[Records from a dataset]

Content starts

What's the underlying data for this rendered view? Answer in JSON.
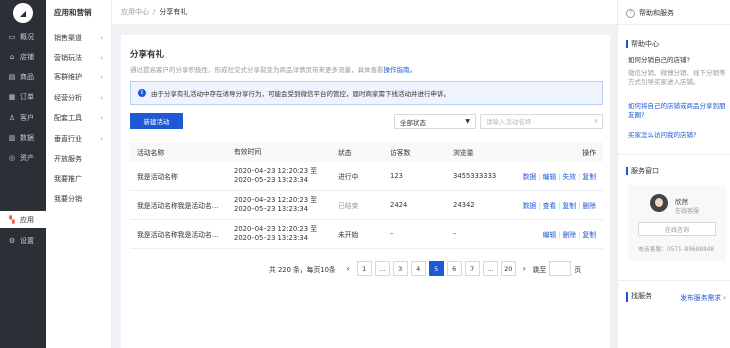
{
  "nav_primary": {
    "logo_glyph": "◢",
    "items": [
      {
        "icon": "overview-icon",
        "glyph": "▭",
        "label": "概况"
      },
      {
        "icon": "store-icon",
        "glyph": "⌂",
        "label": "店铺"
      },
      {
        "icon": "goods-icon",
        "glyph": "▤",
        "label": "商品"
      },
      {
        "icon": "order-icon",
        "glyph": "▦",
        "label": "订单"
      },
      {
        "icon": "customer-icon",
        "glyph": "♙",
        "label": "客户"
      },
      {
        "icon": "data-icon",
        "glyph": "▥",
        "label": "数据"
      },
      {
        "icon": "asset-icon",
        "glyph": "◎",
        "label": "资产"
      },
      {
        "icon": "apps-icon",
        "glyph": "▚",
        "label": "应用"
      },
      {
        "icon": "settings-icon",
        "glyph": "⚙",
        "label": "设置"
      }
    ]
  },
  "nav_secondary": {
    "title": "应用和营销",
    "items": [
      {
        "label": "销售渠道",
        "chev": "›"
      },
      {
        "label": "营销玩法",
        "chev": "›"
      },
      {
        "label": "客群维护",
        "chev": "›"
      },
      {
        "label": "经营分析",
        "chev": "›"
      },
      {
        "label": "配套工具",
        "chev": "›"
      },
      {
        "label": "垂直行业",
        "chev": "›"
      },
      {
        "label": "开放服务",
        "chev": ""
      },
      {
        "label": "我要推广",
        "chev": ""
      },
      {
        "label": "我要分销",
        "chev": ""
      }
    ]
  },
  "breadcrumb": {
    "parent": "应用中心",
    "sep": "/",
    "current": "分享有礼"
  },
  "main": {
    "title": "分享有礼",
    "desc": "通过提高客户的分享积极性，形成社交式分享裂变为商品详情页带来更多流量，具体查看",
    "desc_link": "操作指南。",
    "notice_icon": "i",
    "notice": "由于分享有礼活动中存在诱导分享行为，可能会受到微信平台的管控，届时商家需下线活动并进行申诉。",
    "new_button": "新建活动",
    "status_select": "全部状态",
    "select_arrow": "▼",
    "search_placeholder": "请输入活动名称",
    "search_glyph": "⌕"
  },
  "table": {
    "headers": [
      "活动名称",
      "有效时间",
      "状态",
      "访客数",
      "浏览量",
      "操作"
    ],
    "rows": [
      {
        "name": "我是活动名称",
        "time1": "2020–04–23 12:20:23 至",
        "time2": "2020–05–23 13:23:34",
        "status": "进行中",
        "visitors": "123",
        "views": "3455333333",
        "ops": [
          "数据",
          "编辑",
          "失效",
          "复制"
        ]
      },
      {
        "name": "我是活动名称我是活动名…",
        "time1": "2020–04–23 12:20:23 至",
        "time2": "2020–05–23 13:23:34",
        "status": "已结束",
        "visitors": "2424",
        "views": "24342",
        "ops": [
          "数据",
          "查看",
          "复制",
          "删除"
        ]
      },
      {
        "name": "我是活动名称我是活动名…",
        "time1": "2020–04–23 12:20:23 至",
        "time2": "2020–05–23 13:23:34",
        "status": "未开始",
        "visitors": "–",
        "views": "–",
        "ops": [
          "编辑",
          "删除",
          "复制"
        ]
      }
    ]
  },
  "pagination": {
    "total": "共 220 条，每页10条",
    "prev": "‹",
    "next": "›",
    "pages": [
      "1",
      "...",
      "3",
      "4",
      "5",
      "6",
      "7",
      "...",
      "20"
    ],
    "active": "5",
    "jump_label": "跳至",
    "page_suffix": "页"
  },
  "help": {
    "q_glyph": "?",
    "title": "帮助和服务",
    "center_title": "帮助中心",
    "q1": "如何分销自己的店铺?",
    "q1_answer": "微信分销、微博分销、线下分销等方式引导买家进入店铺。",
    "link1": "如何将自己的店铺或商品分享到朋友圈?",
    "link2": "买家怎么访问我的店铺?",
    "service_title": "服务窗口",
    "agent_name": "欣然",
    "agent_status": "在线客服",
    "consult_button": "在线咨询",
    "phone": "电话客服：0571–89688848",
    "find_service": "找服务",
    "post_demand": "发布服务需求 ›"
  },
  "colors": {
    "accent": "#1d58d5",
    "nav_dark": "#2c2f36",
    "active_icon": "#e85a3c"
  }
}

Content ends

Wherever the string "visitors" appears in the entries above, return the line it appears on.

§ **RESULT OF THE EXERCISE**:
        "visitors": "123",
        "visitors": "2424",
        "visitors": "–",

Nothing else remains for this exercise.